I’ll have the results from the checkup next Monday. It’s been almost 4 years since my last chemotherapy, but then again four years after the first one a second one was necessary. Until then, I’m off to Oxfordshire for three days of peace and music.
For those who care, results are fine. I go back twice more, in February and next August, then, after what will then be 5 years, am officially cured. Of course, this is an arbitrary period of time, but in many cases it does mean that the risk of cancer recurring is about the same as it was before the first case, which of course might vary from person to person; in other words, if it does come back, it is probably a new case, and not the remains of the last one which weren’t completely eradicated.
Many forms of cancer (including mine) were almost always fatal just a few years ago; there has been enormous progress in treatment. So, get regular checkups, and if something shows up, don’t waste time on “alternative” woo like Steve Jobs did, get early treatment and cancer can in many cases be cured like many other diseases.
Phillip – good to hear results are positive, and I am right with you on the stay-off-the-nutty-stuff thing.
One humble question:
How to choose between the ‘expansion of space’ and its dual ‘matter shrinking’ that is observed when the comoving coordinates is choosen ?
Another humble question:
Do you realize that in all models the atom is ‘absolute’ in size, mass… As the fields, with energy, spread away from the source particles at ‘c’ speed the absolute viewpoint is impossible unless you accept that the total energy grow in time.
It must be true that the Universe will survive if the atoms were double sized, or is there a way to show that the actual size of atoms is special?
In this paper a new model is formally presented:
A self-similar model of the Universe unveils the nature of dark energy @ http://vixra.org/pdf/1107.0016v1.pdf
When I said “cience began when some folks decided to ask small questions: How does a ball roll down an inclined plane?” I was of course thinking of Galileo. I didn’t know that he actually said:
““I deem it of more value to find out some truth about however light a matter than to engage in long disputes about the greatest questions without achieving any truth.”* Right on!
This then was a deliberate turning away from Too Big questions.
* quoted in Physics Today obituary for Massimilia Baldo Ceolin:
“A special commemorative medallion showing Galileo presenting a telescope to the Doge was produced for the occasion.

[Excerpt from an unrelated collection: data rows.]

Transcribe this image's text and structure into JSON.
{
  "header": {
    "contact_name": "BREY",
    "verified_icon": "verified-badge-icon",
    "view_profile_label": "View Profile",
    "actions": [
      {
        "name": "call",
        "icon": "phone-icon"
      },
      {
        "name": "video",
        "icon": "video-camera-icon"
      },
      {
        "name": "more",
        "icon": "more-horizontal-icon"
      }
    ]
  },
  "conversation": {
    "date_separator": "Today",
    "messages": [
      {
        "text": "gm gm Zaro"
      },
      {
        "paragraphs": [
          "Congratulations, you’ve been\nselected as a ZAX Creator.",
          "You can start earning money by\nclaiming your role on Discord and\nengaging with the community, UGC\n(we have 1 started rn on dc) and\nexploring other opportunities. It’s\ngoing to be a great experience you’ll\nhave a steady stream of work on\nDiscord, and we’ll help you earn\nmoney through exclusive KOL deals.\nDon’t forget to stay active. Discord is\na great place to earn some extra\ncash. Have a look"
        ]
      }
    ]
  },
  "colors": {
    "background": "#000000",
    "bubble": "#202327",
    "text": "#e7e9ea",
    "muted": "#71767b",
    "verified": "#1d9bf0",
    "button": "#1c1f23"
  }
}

Its reverse carries an inscription in Italian of one of Milla’s favorite quotes by Galileo; its translation is “I deem it of more value to find out some truth about however light a matter than to engage in long disputes about the greatest questions without achieving any truth.” The motto of the Padua Institute of Physics, it was also used by Milla in her 2002 paper in the Annual Review of Nuclear and Particle Science (volume 52, page 1) on the nuclear emulsion era of the 1950s; each volume of the Annual Reviews starts with a historical review by a distinguished scientist.”
But didn’t Galileo take on the Pope and the Inquisition on the question of the Copernican model of the Earth’s motion – “Eppur si muove!” – and all that? Such questions can hardly be called “light” or “humble”. Maybe Galileo’s emphasis is more on the potential “to find some truth” rather than on the size of question.